Third-party apps and services can conflict with System Restore. To rule them out, perform a clean boot. This will run Windows with only the essential services, programs, and drivers.
To do that, press Win+R to open Windows Run, type “msconfig” in the text box, and then click “OK.”
Next, select the “Services” tab, click the “Hide All Microsoft Services” checkbox, and then click “Disable All.” This will disable all third-party services, leaving only Microsoft services running.
Next, you’ll have to disable all your startup apps. To do that, select the “Startup” tab and then click “Open Task Manager.”
In Task Manager, check the “Status” column of each startup app. If it says “Enabled,” select the app and then click “Disable” in the top menu. Do this until you have disabled each startup app.
Back in System Configuration, click “Apply” to save the changes. Then, click “OK” to close the window.
Now, restart your computer. When it boots back up, try restoring your system again and see if it works now.

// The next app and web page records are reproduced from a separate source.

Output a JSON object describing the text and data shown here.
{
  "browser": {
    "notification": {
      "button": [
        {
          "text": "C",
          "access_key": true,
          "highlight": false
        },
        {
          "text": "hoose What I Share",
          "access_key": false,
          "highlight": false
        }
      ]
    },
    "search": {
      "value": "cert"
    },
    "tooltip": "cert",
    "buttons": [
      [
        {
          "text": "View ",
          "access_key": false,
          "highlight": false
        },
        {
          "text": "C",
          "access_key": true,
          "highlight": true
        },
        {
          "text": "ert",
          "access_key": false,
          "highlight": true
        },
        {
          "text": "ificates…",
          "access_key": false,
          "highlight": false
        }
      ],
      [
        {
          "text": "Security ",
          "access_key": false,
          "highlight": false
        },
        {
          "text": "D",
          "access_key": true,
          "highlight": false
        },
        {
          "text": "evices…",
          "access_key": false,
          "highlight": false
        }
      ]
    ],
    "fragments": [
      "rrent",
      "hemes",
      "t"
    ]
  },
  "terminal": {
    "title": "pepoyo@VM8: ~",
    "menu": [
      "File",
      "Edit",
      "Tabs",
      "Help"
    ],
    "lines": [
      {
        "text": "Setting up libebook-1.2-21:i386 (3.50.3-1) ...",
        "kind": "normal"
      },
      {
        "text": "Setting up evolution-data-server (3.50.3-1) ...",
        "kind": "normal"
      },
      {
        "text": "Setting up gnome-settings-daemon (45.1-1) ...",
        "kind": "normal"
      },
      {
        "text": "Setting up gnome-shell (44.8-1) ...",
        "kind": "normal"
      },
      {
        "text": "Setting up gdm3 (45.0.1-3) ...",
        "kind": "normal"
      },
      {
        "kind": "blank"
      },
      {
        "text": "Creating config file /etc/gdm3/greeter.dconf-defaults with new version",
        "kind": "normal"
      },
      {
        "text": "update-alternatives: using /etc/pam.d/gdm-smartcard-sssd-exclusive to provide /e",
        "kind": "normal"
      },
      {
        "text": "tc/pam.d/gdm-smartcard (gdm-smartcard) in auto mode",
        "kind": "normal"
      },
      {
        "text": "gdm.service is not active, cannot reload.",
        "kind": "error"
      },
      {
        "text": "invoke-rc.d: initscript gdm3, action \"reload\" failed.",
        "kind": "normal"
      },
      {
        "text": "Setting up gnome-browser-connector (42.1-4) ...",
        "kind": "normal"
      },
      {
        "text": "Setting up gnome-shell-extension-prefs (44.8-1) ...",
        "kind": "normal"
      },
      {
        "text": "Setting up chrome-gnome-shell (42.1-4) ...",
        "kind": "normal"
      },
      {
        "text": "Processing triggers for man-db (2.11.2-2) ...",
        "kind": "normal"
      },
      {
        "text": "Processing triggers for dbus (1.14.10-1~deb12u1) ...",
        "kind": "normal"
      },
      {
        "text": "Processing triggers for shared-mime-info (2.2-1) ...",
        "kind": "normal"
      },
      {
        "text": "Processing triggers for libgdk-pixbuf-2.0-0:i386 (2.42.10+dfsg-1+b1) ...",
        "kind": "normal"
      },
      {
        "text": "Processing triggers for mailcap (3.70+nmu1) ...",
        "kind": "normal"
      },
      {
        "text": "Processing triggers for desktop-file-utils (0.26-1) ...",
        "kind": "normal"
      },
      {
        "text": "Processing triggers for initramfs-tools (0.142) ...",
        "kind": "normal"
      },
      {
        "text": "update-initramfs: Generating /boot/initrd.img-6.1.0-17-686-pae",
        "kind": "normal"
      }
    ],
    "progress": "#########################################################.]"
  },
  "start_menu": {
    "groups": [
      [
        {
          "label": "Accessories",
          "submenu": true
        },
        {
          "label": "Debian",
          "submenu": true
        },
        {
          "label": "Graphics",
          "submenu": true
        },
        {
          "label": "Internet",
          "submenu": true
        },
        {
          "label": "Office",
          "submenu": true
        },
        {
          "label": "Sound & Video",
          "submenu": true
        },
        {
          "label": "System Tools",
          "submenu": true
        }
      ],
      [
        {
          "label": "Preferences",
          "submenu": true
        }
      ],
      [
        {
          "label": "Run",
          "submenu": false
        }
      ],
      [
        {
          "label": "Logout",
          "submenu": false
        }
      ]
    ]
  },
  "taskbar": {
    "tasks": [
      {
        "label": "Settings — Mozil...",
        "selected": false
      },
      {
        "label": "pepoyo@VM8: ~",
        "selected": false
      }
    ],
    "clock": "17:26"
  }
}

6. Run the CHKDSK Command
Another reason you’re having problems using a restore point could be due to file system errors on your drive. Reasons why this can happen include improperly shutting down your PC, interrupting Windows during an update, or a malware attack. Running a CHKDSK (check disk) scan will diagnose your computer’s drive and fix any file system errors and bad sectors.
To do the CHKDSK scan, press Win+R, type “cmd” in the Run dialogue box, and select “Command Prompt.” Next, type the command below and press Enter:
The CHKDSK utility will begin checking your drive for errors and fix any that it finds.
7. Run an SFC or DISM Scan
If the CHKDSK utility doesn’t work, the problem could be damaged or missing system files. To remedy those, you can perform an SFC and DISM scan.
The SFC scan will scan for corrupted system files and repair any that it finds. The DISM scan will do the same, but it will also replace missing system files using a cached system image of Windows.
8. Use Another System Restore Point
If System Restore is still not working properly after trying all the above, it could mean that the current restore point is corrupted. This can happen if something interrupts System Restore while creating the backup, or if your computer has a malware infection.
If you suspect malware is behind the corruption of your system restore point, run a quick system scan to check for it. We also recommend doing a full system scan once a week to remove deeper infections that regular scans can miss.
You can’t recover a corrupted System Restore point. So, if you have other restore points, use one of those instead. Afterward, delete the corrupted restore point.
9. Reinstall Windows on Your Computer
If all of the above fixes don’t work, there could be something fundamentally wrong with your Windows installation. To fix a broken Windows installation without losing anything, you can try doing an in-place upgrade. It will reinstall Windows while keeping all your personal apps, files, and settings intact.
If reinstalling Windows doesn’t help and the problem is significantly impacting you, you might have no choice but to reset your Windows computer. However, you will lose all your System Restore points in the process.
System Restore is a lifesaver, especially when your PC starts misbehaving after installing or tweaking something. Hopefully, you can now troubleshoot the issue, get it working again, and rollback your Windows computer.